[Stored dataset items]
· · · · · · ·
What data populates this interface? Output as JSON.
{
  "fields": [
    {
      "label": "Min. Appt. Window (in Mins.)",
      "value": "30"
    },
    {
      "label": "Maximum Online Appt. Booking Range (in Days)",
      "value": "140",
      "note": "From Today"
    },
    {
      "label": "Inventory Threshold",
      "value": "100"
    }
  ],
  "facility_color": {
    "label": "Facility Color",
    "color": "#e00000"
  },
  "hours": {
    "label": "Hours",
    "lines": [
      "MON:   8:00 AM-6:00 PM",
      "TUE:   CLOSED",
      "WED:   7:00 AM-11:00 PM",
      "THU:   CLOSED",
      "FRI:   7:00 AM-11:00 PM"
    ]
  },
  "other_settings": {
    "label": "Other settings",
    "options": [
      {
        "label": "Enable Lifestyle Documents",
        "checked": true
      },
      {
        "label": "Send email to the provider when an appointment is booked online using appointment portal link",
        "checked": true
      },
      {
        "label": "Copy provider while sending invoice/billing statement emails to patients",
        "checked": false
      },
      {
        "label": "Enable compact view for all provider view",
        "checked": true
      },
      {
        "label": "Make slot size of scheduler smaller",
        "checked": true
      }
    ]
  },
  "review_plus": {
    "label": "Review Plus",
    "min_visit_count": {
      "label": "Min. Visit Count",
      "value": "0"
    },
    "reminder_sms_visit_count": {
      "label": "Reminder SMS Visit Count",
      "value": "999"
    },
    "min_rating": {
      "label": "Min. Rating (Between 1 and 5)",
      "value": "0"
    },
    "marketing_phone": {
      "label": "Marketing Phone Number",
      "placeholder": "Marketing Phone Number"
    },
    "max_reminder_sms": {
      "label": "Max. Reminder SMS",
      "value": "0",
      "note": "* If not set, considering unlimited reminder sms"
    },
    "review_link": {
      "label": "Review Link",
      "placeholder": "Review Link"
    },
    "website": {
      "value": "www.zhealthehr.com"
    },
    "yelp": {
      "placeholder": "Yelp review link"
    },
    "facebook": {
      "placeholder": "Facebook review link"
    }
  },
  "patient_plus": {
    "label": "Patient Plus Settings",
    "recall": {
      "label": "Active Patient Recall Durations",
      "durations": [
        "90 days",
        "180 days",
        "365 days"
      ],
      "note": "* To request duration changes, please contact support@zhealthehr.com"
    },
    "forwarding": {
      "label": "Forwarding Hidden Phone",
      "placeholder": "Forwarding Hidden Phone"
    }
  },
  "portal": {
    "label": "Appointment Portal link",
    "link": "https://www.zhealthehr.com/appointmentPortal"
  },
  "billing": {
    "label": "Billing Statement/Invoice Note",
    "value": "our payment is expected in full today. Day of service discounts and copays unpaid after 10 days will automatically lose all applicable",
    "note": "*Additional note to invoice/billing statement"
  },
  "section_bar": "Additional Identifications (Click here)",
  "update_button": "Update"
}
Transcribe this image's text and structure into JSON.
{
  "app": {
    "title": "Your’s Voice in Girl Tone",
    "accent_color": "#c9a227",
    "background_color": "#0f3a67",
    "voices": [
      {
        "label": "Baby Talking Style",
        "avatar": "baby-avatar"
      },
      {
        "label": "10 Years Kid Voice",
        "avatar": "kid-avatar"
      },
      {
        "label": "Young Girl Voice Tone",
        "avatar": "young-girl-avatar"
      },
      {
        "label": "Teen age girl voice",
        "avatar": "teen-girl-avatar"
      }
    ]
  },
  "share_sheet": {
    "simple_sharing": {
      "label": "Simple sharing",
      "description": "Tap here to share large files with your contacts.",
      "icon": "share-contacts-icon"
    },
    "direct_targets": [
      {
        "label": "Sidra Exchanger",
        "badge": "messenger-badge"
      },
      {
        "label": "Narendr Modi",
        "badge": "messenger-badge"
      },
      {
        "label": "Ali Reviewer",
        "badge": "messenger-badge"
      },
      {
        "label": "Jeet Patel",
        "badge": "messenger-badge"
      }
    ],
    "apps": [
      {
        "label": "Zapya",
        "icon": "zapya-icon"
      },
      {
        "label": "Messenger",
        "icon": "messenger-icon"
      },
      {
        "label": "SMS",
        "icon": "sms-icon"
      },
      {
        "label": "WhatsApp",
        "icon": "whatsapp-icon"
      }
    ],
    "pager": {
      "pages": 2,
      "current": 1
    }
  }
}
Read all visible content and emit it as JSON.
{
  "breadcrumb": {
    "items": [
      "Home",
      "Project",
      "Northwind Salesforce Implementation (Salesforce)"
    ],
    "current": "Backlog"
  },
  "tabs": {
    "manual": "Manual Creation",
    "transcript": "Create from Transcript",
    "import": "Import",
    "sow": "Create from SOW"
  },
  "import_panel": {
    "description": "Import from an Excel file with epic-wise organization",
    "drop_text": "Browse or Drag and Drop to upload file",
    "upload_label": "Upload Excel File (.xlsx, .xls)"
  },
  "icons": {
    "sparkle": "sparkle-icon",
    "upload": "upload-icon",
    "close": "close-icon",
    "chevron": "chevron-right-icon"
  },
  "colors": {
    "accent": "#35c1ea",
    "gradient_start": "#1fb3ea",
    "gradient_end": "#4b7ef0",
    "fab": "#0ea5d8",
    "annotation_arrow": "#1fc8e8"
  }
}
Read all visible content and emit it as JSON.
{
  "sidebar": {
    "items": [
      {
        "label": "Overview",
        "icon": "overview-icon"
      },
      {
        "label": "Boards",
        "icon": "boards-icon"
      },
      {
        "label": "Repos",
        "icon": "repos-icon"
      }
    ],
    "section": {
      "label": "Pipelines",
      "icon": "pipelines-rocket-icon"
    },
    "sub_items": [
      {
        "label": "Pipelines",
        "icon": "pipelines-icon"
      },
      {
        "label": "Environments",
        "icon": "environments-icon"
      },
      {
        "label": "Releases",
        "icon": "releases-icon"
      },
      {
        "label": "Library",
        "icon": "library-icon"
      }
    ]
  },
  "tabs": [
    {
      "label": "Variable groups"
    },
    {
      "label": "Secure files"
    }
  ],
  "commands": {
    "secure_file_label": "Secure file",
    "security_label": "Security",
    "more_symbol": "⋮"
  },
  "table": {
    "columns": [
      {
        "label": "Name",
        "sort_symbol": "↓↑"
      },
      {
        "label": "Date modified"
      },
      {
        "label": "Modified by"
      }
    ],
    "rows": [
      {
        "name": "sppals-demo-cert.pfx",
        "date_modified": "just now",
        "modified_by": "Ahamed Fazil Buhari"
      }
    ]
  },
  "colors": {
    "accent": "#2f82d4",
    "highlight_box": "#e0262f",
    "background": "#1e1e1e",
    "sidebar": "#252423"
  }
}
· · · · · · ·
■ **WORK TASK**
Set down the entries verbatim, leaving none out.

■ **OUTPUT**
What data populates this interface? Output as JSON.
{
  "fields": [
    {
      "label": "Min. Appt. Window (in Mins.)",
      "value": "30"
    },
    {
      "label": "Maximum Online Appt. Booking Range (in Days)",
      "value": "140",
      "note": "From Today"
    },
    {
      "label": "Inventory Threshold",
      "value": "100"
    }
  ],
  "facility_color": {
    "label": "Facility Color",
    "color": "#e00000"
  },
  "hours": {
    "label": "Hours",
    "lines": [
      "MON:   8:00 AM-6:00 PM",
      "TUE:   CLOSED",
      "WED:   7:00 AM-11:00 PM",
      "THU:   CLOSED",
      "FRI:   7:00 AM-11:00 PM"
    ]
  },
  "other_settings": {
    "label": "Other settings",
    "options": [
      {
        "label": "Enable Lifestyle Documents",
        "checked": true
      },
      {
        "label": "Send email to the provider when an appointment is booked online using appointment portal link",
        "checked": true
      },
      {
        "label": "Copy provider while sending invoice/billing statement emails to patients",
        "checked": false
      },
      {
        "label": "Enable compact view for all provider view",
        "checked": true
      },
      {
        "label": "Make slot size of scheduler smaller",
        "checked": true
      }
    ]
  },
  "review_plus": {
    "label": "Review Plus",
    "min_visit_count": {
      "label": "Min. Visit Count",
      "value": "0"
    },
    "reminder_sms_visit_count": {
      "label": "Reminder SMS Visit Count",
      "value": "999"
    },
    "min_rating": {
      "label": "Min. Rating (Between 1 and 5)",
      "value": "0"
    },
    "marketing_phone": {
      "label": "Marketing Phone Number",
      "placeholder": "Marketing Phone Number"
    },
    "max_reminder_sms": {
      "label": "Max. Reminder SMS",
      "value": "0",
      "note": "* If not set, considering unlimited reminder sms"
    },
    "review_link": {
      "label": "Review Link",
      "placeholder": "Review Link"
    },
    "website": {
      "value": "www.zhealthehr.com"
    },
    "yelp": {
      "placeholder": "Yelp review link"
    },
    "facebook": {
      "placeholder": "Facebook review link"
    }
  },
  "patient_plus": {
    "label": "Patient Plus Settings",
    "recall": {
      "label": "Active Patient Recall Durations",
      "durations": [
        "90 days",
        "180 days",
        "365 days"
      ],
      "note": "* To request duration changes, please contact support@zhealthehr.com"
    },
    "forwarding": {
      "label": "Forwarding Hidden Phone",
      "placeholder": "Forwarding Hidden Phone"
    }
  },
  "portal": {
    "label": "Appointment Portal link",
    "link": "https://www.zhealthehr.com/appointmentPortal"
  },
  "billing": {
    "label": "Billing Statement/Invoice Note",
    "value": "our payment is expected in full today. Day of service discounts and copays unpaid after 10 days will automatically lose all applicable",
    "note": "*Additional note to invoice/billing statement"
  },
  "section_bar": "Additional Identifications (Click here)",
  "update_button": "Update"
}
Transcribe this image's text and structure into JSON.
{
  "app": {
    "title": "Your’s Voice in Girl Tone",
    "accent_color": "#c9a227",
    "background_color": "#0f3a67",
    "voices": [
      {
        "label": "Baby Talking Style",
        "avatar": "baby-avatar"
      },
      {
        "label": "10 Years Kid Voice",
        "avatar": "kid-avatar"
      },
      {
        "label": "Young Girl Voice Tone",
        "avatar": "young-girl-avatar"
      },
      {
        "label": "Teen age girl voice",
        "avatar": "teen-girl-avatar"
      }
    ]
  },
  "share_sheet": {
    "simple_sharing": {
      "label": "Simple sharing",
      "description": "Tap here to share large files with your contacts.",
      "icon": "share-contacts-icon"
    },
    "direct_targets": [
      {
        "label": "Sidra Exchanger",
        "badge": "messenger-badge"
      },
      {
        "label": "Narendr Modi",
        "badge": "messenger-badge"
      },
      {
        "label": "Ali Reviewer",
        "badge": "messenger-badge"
      },
      {
        "label": "Jeet Patel",
        "badge": "messenger-badge"
      }
    ],
    "apps": [
      {
        "label": "Zapya",
        "icon": "zapya-icon"
      },
      {
        "label": "Messenger",
        "icon": "messenger-icon"
      },
      {
        "label": "SMS",
        "icon": "sms-icon"
      },
      {
        "label": "WhatsApp",
        "icon": "whatsapp-icon"
      }
    ],
    "pager": {
      "pages": 2,
      "current": 1
    }
  }
}
Read all visible content and emit it as JSON.
{
  "breadcrumb": {
    "items": [
      "Home",
      "Project",
      "Northwind Salesforce Implementation (Salesforce)"
    ],
    "current": "Backlog"
  },
  "tabs": {
    "manual": "Manual Creation",
    "transcript": "Create from Transcript",
    "import": "Import",
    "sow": "Create from SOW"
  },
  "import_panel": {
    "description": "Import from an Excel file with epic-wise organization",
    "drop_text": "Browse or Drag and Drop to upload file",
    "upload_label": "Upload Excel File (.xlsx, .xls)"
  },
  "icons": {
    "sparkle": "sparkle-icon",
    "upload": "upload-icon",
    "close": "close-icon",
    "chevron": "chevron-right-icon"
  },
  "colors": {
    "accent": "#35c1ea",
    "gradient_start": "#1fb3ea",
    "gradient_end": "#4b7ef0",
    "fab": "#0ea5d8",
    "annotation_arrow": "#1fc8e8"
  }
}
Read all visible content and emit it as JSON.
{
  "sidebar": {
    "items": [
      {
        "label": "Overview",
        "icon": "overview-icon"
      },
      {
        "label": "Boards",
        "icon": "boards-icon"
      },
      {
        "label": "Repos",
        "icon": "repos-icon"
      }
    ],
    "section": {
      "label": "Pipelines",
      "icon": "pipelines-rocket-icon"
    },
    "sub_items": [
      {
        "label": "Pipelines",
        "icon": "pipelines-icon"
      },
      {
        "label": "Environments",
        "icon": "environments-icon"
      },
      {
        "label": "Releases",
        "icon": "releases-icon"
      },
      {
        "label": "Library",
        "icon": "library-icon"
      }
    ]
  },
  "tabs": [
    {
      "label": "Variable groups"
    },
    {
      "label": "Secure files"
    }
  ],
  "commands": {
    "secure_file_label": "Secure file",
    "security_label": "Security",
    "more_symbol": "⋮"
  },
  "table": {
    "columns": [
      {
        "label": "Name",
        "sort_symbol": "↓↑"
      },
      {
        "label": "Date modified"
      },
      {
        "label": "Modified by"
      }
    ],
    "rows": [
      {
        "name": "sppals-demo-cert.pfx",
        "date_modified": "just now",
        "modified_by": "Ahamed Fazil Buhari"
      }
    ]
  },
  "colors": {
    "accent": "#2f82d4",
    "highlight_box": "#e0262f",
    "background": "#1e1e1e",
    "sidebar": "#252423"
  }
}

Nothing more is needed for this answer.